We do a lot of chicken around Discovery Cooking, in part because there are just a lot of things you can do with it and typically, they also tend to be easy and quick, if you’re in a hurry. This pineapple-chile glazed chicken is one of those quick and easy recipes, but the end result is something that really comes off as more than what it takes to make it.
The start of this recipe came from something I saw in a Bon Appetite magazine, probably more than a year ago, and with a bit of tweaking, became something amazing. A little cooked pineapple, some amazing serrano chile, some smoked paprika, a little bit of care and you’re there. And apart from waiting around for the chicken to bake for nearly an hour, the actual preparation is about as easy as you can get.
I didn’t mess around much with the ingredients, so I can’t take much credit for this — other than I made it myself. But then, sometimes there really isn’t much you want to do with a really good recipe except maybe just enjoy it.by
There are occasions when someone or something brings something that’s so new (at least to you) that you just simply have to try it out. And that’s where this smoked pork and pineapple dish came from. My understanding of this dish is that it was “born” by a guy named Josh Bush, who isn’t a chef, but an apparently very good griller and smoker. Since then, of course, it’s now been posted and improvised and made into a dozen similar and different variations, so why not? I think I’ll give it a try.

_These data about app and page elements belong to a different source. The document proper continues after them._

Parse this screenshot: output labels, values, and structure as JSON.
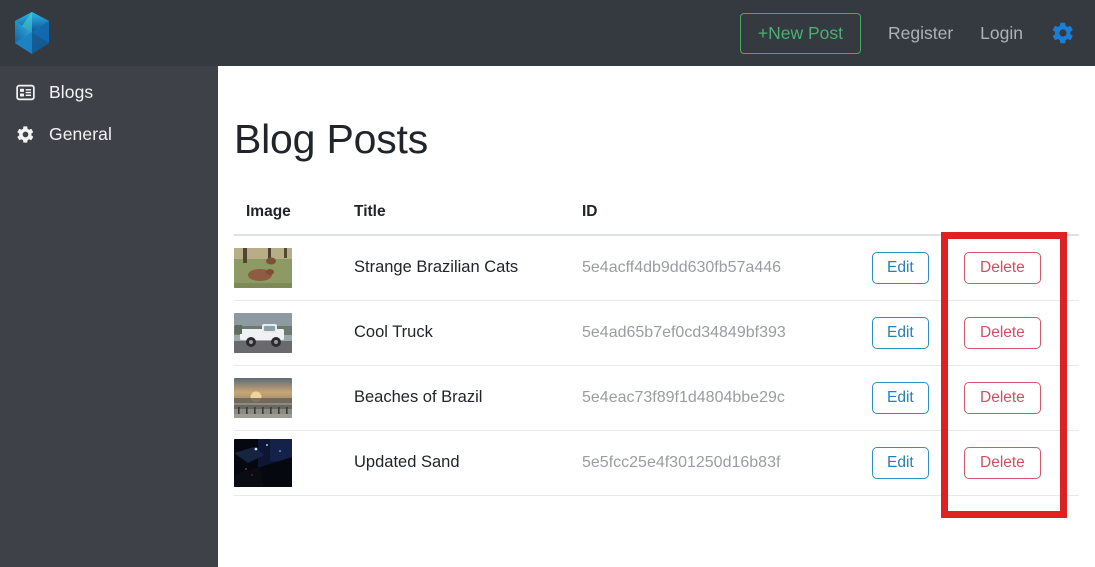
{
  "header": {
    "logo_icon": "gem-logo-icon",
    "new_post_label": "+New Post",
    "register_label": "Register",
    "login_label": "Login",
    "settings_icon": "gear-icon",
    "background_color": "#343a40",
    "new_post_accent": "#4caf72",
    "settings_icon_color": "#1b7ed6"
  },
  "sidebar": {
    "background_color": "#3e4248",
    "items": [
      {
        "label": "Blogs",
        "icon": "list-layout-icon",
        "active": false
      },
      {
        "label": "General",
        "icon": "gear-icon",
        "active": false
      }
    ]
  },
  "main": {
    "page_title": "Blog Posts",
    "table": {
      "columns": [
        "Image",
        "Title",
        "ID",
        "",
        ""
      ],
      "row_actions": {
        "edit_label": "Edit",
        "delete_label": "Delete"
      },
      "rows": [
        {
          "image_alt": "capybara resting in grassy field with trees",
          "title": "Strange Brazilian Cats",
          "id": "5e4acff4db9dd630fb57a446",
          "edit_label": "Edit",
          "delete_label": "Delete"
        },
        {
          "image_alt": "white flatbed pickup truck parked outdoors",
          "title": "Cool Truck",
          "id": "5e4ad65b7ef0cd34849bf393",
          "edit_label": "Edit",
          "delete_label": "Delete"
        },
        {
          "image_alt": "beach pier at sunset",
          "title": "Beaches of Brazil",
          "id": "5e4eac73f89f1d4804bbe29c",
          "edit_label": "Edit",
          "delete_label": "Delete"
        },
        {
          "image_alt": "dark night sky over dune silhouette",
          "title": "Updated Sand",
          "id": "5e5fcc25e4f301250d16b83f",
          "edit_label": "Edit",
          "delete_label": "Delete"
        }
      ]
    }
  },
  "annotation": {
    "shape": "rectangle",
    "color": "#dc2222",
    "target": "delete-button-column"
  }
}
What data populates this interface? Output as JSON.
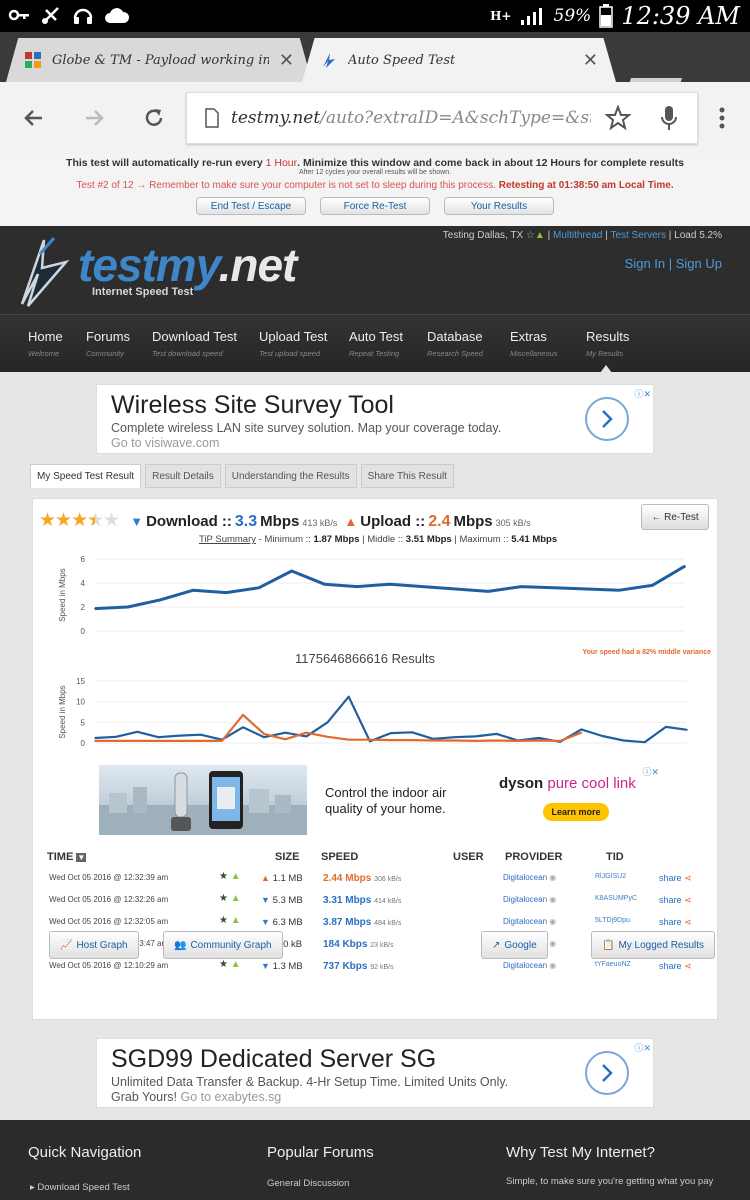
{
  "status_bar": {
    "network": "H+",
    "battery": "59%",
    "time": "12:39 AM"
  },
  "browser": {
    "tabs": [
      {
        "title": "Globe & TM - Payload working in defa",
        "active": false
      },
      {
        "title": "Auto Speed Test",
        "active": true
      }
    ],
    "url_host": "testmy.net",
    "url_path": "/auto?extraID=A&schType=&st=1&r_"
  },
  "retest_bar": {
    "line1_prefix": "This test will automatically re-run every",
    "line1_interval": "1 Hour",
    "line1_suffix": ". Minimize this window and come back in about 12 Hours for complete results",
    "line2": "After 12 cycles your overall results will be shown.",
    "line3_prefix": "Test #2 of 12 → Remember to make sure your computer is not set to sleep during this process.",
    "line3_retest": "Retesting at 01:38:50 am Local Time.",
    "buttons": [
      "End Test / Escape",
      "Force Re-Test",
      "Your Results"
    ]
  },
  "header": {
    "testing_location": "Testing Dallas, TX",
    "multithread": "Multithread",
    "test_servers": "Test Servers",
    "load": "Load 5.2%",
    "sign_in": "Sign In",
    "sign_up": "Sign Up",
    "logo_main": "testmy",
    "logo_dot": ".net",
    "logo_tagline": "Internet Speed Test"
  },
  "nav": [
    {
      "label": "Home",
      "sub": "Welcome"
    },
    {
      "label": "Forums",
      "sub": "Community"
    },
    {
      "label": "Download Test",
      "sub": "Test download speed"
    },
    {
      "label": "Upload Test",
      "sub": "Test upload speed"
    },
    {
      "label": "Auto Test",
      "sub": "Repeat Testing"
    },
    {
      "label": "Database",
      "sub": "Research Speed"
    },
    {
      "label": "Extras",
      "sub": "Miscellaneous"
    },
    {
      "label": "Results",
      "sub": "My Results"
    }
  ],
  "ad_top": {
    "title": "Wireless Site Survey Tool",
    "desc": "Complete wireless LAN site survey solution. Map your coverage today.",
    "source": "Go to visiwave.com"
  },
  "result_tabs": [
    "My Speed Test Result",
    "Result Details",
    "Understanding the Results",
    "Share This Result"
  ],
  "summary": {
    "download_label": "Download ::",
    "download_value": "3.3",
    "download_unit": "Mbps",
    "download_kb": "413 kB/s",
    "upload_label": "Upload ::",
    "upload_value": "2.4",
    "upload_unit": "Mbps",
    "upload_kb": "305 kB/s",
    "retest_button": "← Re-Test",
    "tip_label": "TiP Summary",
    "tip_min_label": "- Minimum ::",
    "tip_min": "1.87 Mbps",
    "tip_mid_label": "| Middle ::",
    "tip_mid": "3.51 Mbps",
    "tip_max_label": "| Maximum ::",
    "tip_max": "5.41 Mbps",
    "stars_filled": 3.5,
    "stars_total": 5
  },
  "chart_data": [
    {
      "type": "line",
      "ylabel": "Speed in Mbps",
      "ylim": [
        0,
        6
      ],
      "yticks": [
        "6",
        "4",
        "2",
        "0"
      ],
      "series": [
        {
          "color": "#1f5f9f",
          "values": [
            1.87,
            2.0,
            2.6,
            3.4,
            3.2,
            3.6,
            5.0,
            3.9,
            3.7,
            3.9,
            3.7,
            3.5,
            3.3,
            3.7,
            3.6,
            3.5,
            3.4,
            3.8,
            5.41
          ]
        }
      ]
    },
    {
      "type": "line",
      "title": "1175646866616 Results",
      "ylabel": "Speed in Mbps",
      "ylim": [
        0,
        15
      ],
      "yticks": [
        "15",
        "10",
        "5",
        "0"
      ],
      "annotation": "Your speed had a 82% middle variance",
      "series": [
        {
          "color": "#1f5f9f",
          "values": [
            1.2,
            1.5,
            2.7,
            1.4,
            1.8,
            2.0,
            0.8,
            3.8,
            1.4,
            2.5,
            1.6,
            5.0,
            11.2,
            0.4,
            2.4,
            2.6,
            1.0,
            1.4,
            1.6,
            2.2,
            0.6,
            1.2,
            0.3,
            3.3,
            1.7,
            0.6,
            0.2,
            3.9,
            3.2
          ]
        },
        {
          "color": "#e06a2f",
          "values": [
            0.5,
            0.5,
            0.5,
            0.5,
            0.5,
            0.5,
            0.5,
            6.8,
            2.2,
            0.9,
            2.5,
            1.5,
            0.8,
            0.8,
            0.7,
            0.7,
            0.6,
            0.6,
            0.5,
            0.6,
            0.5,
            0.6,
            0.5,
            2.5
          ]
        }
      ]
    }
  ],
  "dyson_ad": {
    "text": "Control the indoor air quality of your home.",
    "brand": "dyson",
    "product": "pure cool link",
    "cta": "Learn more"
  },
  "table": {
    "headers": [
      "TIME",
      "SIZE",
      "SPEED",
      "USER",
      "PROVIDER",
      "TID"
    ],
    "rows": [
      {
        "time": "Wed Oct 05 2016 @ 12:32:39 am",
        "size": "1.1 MB",
        "speed": "2.44 Mbps",
        "kb": "306 kB/s",
        "dir": "up",
        "provider": "Digitalocean",
        "tid": "RlJGISU2",
        "share": "share"
      },
      {
        "time": "Wed Oct 05 2016 @ 12:32:26 am",
        "size": "5.3 MB",
        "speed": "3.31 Mbps",
        "kb": "414 kB/s",
        "dir": "down",
        "provider": "Digitalocean",
        "tid": "K8ASUMPyC",
        "share": "share"
      },
      {
        "time": "Wed Oct 05 2016 @ 12:32:05 am",
        "size": "6.3 MB",
        "speed": "3.87 Mbps",
        "kb": "484 kB/s",
        "dir": "down",
        "provider": "Digitalocean",
        "tid": "5LTDj9Dpu",
        "share": "share"
      },
      {
        "time": "Wed Oct 05 2016 @ 12:13:47 am",
        "size": "560 kB",
        "speed": "184 Kbps",
        "kb": "23 kB/s",
        "dir": "down",
        "provider": "Digitalocean",
        "tid": "yOEVTMd1Y",
        "share": "share"
      },
      {
        "time": "Wed Oct 05 2016 @ 12:10:29 am",
        "size": "1.3 MB",
        "speed": "737 Kbps",
        "kb": "92 kB/s",
        "dir": "down",
        "provider": "Digitalocean",
        "tid": "tYFaeuoNZ",
        "share": "share"
      }
    ]
  },
  "graph_buttons": [
    "Host Graph",
    "Community Graph",
    "Google",
    "My Logged Results"
  ],
  "ad_bottom": {
    "title": "SGD99 Dedicated Server SG",
    "desc": "Unlimited Data Transfer & Backup. 4-Hr Setup Time. Limited Units Only.",
    "desc2": "Grab Yours!",
    "source": "Go to exabytes.sg"
  },
  "footer": {
    "col1_title": "Quick Navigation",
    "col1_item": "Download Speed Test",
    "col2_title": "Popular Forums",
    "col2_item": "General Discussion",
    "col3_title": "Why Test My Internet?",
    "col3_text": "Simple, to make sure you're getting what you pay"
  }
}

To start with, this recipe involves just three main components: Some pork (generally pork butt or something similar to that), a pineapple, and a bunch of bacon. What you do with the pork (and maybe the bacon) is what brings this thing to life and there is a long list of things that could work. In my case, I decided to use a bit of the barbecue sauce that my wife often uses for our pulled pork dish, smeared inside and out. After that, it’s mainly finding a great way to smoke the meat. I used an old fashioned barbecue bowl with smoke on one side and the meat on the other. Use what works for you and go as slowly as you can. I’ve actually seen these things smoked for up to five hours. Mine didn’t take quite so long.by

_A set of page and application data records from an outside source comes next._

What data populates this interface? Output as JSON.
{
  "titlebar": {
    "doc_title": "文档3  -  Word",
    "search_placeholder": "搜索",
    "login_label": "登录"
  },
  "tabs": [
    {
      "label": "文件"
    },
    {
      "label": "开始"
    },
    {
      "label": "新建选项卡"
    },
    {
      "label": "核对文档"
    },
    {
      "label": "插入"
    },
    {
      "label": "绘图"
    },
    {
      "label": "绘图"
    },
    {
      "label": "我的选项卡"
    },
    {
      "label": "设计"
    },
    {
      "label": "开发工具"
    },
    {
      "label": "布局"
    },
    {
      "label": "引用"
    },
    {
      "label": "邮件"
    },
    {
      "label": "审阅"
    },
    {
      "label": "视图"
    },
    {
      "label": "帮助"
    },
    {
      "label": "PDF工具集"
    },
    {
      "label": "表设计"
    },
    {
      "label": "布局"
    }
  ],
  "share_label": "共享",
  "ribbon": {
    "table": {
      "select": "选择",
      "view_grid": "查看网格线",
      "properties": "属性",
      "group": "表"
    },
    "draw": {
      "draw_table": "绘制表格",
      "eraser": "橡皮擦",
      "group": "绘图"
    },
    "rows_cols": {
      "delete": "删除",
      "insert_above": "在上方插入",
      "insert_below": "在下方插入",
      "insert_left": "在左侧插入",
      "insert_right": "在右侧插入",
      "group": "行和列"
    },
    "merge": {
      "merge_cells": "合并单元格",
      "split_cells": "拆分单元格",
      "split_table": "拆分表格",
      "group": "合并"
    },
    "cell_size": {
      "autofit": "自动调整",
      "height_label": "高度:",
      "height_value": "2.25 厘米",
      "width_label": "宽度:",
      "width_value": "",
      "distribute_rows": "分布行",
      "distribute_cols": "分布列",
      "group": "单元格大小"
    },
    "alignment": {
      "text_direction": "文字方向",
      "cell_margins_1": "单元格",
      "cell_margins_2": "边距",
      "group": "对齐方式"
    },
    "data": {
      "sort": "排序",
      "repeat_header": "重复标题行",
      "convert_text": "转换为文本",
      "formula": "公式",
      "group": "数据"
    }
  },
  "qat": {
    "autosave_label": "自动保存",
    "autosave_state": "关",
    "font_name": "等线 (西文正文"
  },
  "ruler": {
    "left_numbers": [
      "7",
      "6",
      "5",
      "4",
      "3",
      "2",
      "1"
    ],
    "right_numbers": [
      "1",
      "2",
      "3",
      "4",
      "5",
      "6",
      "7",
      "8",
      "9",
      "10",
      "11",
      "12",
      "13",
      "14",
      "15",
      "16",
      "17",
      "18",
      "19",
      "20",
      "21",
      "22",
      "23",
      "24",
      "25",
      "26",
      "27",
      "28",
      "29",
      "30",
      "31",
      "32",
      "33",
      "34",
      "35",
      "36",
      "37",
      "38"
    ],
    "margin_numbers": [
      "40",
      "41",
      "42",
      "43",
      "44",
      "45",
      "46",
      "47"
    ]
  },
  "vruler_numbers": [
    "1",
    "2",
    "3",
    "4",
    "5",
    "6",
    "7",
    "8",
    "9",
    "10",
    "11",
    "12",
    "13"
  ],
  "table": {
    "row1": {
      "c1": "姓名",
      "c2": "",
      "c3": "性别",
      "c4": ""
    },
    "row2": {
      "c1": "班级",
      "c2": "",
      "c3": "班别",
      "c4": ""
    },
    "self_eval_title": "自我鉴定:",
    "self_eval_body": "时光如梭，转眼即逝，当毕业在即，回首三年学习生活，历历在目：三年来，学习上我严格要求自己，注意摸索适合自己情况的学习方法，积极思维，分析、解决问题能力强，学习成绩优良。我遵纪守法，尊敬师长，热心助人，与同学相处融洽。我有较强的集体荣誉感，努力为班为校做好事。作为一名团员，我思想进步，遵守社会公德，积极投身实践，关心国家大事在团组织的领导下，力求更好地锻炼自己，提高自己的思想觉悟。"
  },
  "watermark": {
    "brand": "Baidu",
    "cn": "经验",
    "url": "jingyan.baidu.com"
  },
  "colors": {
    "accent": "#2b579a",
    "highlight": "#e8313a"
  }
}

In the summer, one of my favorite quick and easy meals involves marinating some chicken breast cubes and threading them onto skewers with onions, bell peppers and chunks of fresh pineapple to make pineapple chicken kabobs for the grill. I was craving that simple, flavorful dish recently, but alas, it’s February and we’ve been enduring the coldest days of the winter so far. Undeterred, I set out to do a winter version. The result was a pineapple chicken braise that brings together essentially the same flavors but in a warming, slow-cooked recipe ideal for a frigid evening.
The adaptation required rethinking the recipe a little. Chicken breasts were out. Slow cooking them in liquid would ruin them. So the first change was to use good ol’ chicken thighs, which love a braise. I also figured out pretty early on that just adding the pineapple to the braise would remove that charred, caramelized flavor that I love about pineapple on the grill. Caramelizing them in a separate step over fairly high heat did the trick — minus the grill marks. The ginger garlic and white wine I like to use for my marinade became a part of the cooking liquid.by
There are days when even the thought of making an elaborate meal (or cleaning up after one) is just too much. It was on such a day that I pulled together this salmon with sweet peppers and pineapple. It’s a quick, tasty lunch or light dinner that involves very little prep, a small number of ingredients and a single frying pan (and the oven, if you’re making the asparagus).
The idea for this “recipe” came, as these things often do, in the middle of a grocery store produce section, when I spotted some fresh whole pineapples. I’m a big fan of fresh pineapple and the rest of the household really likes grilled pineapple. In fact, when grilling season is in full swing, we generally have it a couple of time per week, just because. So as I stared at the pineapples, I started wondering if I could generate the same kind of enthusiasm if I sautéed the pineapple in a pan. Pretty soon, I was checking out the seafood department and spotted a beautiful wild-caught sockeye salmon filet. Sold. Back to produce for a green bell pepper (and some white asparagus) and I was in business.by
The inspiration for this soup came from Carol, who was served this at a retreat for an organization she’s involved with. She didn’t find out much about the dish, except that had a coconut milk base and, of course, pineapple and herbs. “It’s delicious, cool and refreshing,” was her comment. “We should try it.”
My first thought was that I had to use fresh pineapple and that only a hint of mint was needed. That turned out to be right on the mark, though I think may try some basil one of these days. Soon.
This soup only requires a few ingredients and it is quick and easy. Prep is simple, if a bit of a pain. (I hate straining things.)
Despite what you’re thinking, pineapple soup really is cool, refreshing and delicious. Within a week, we made it twice.by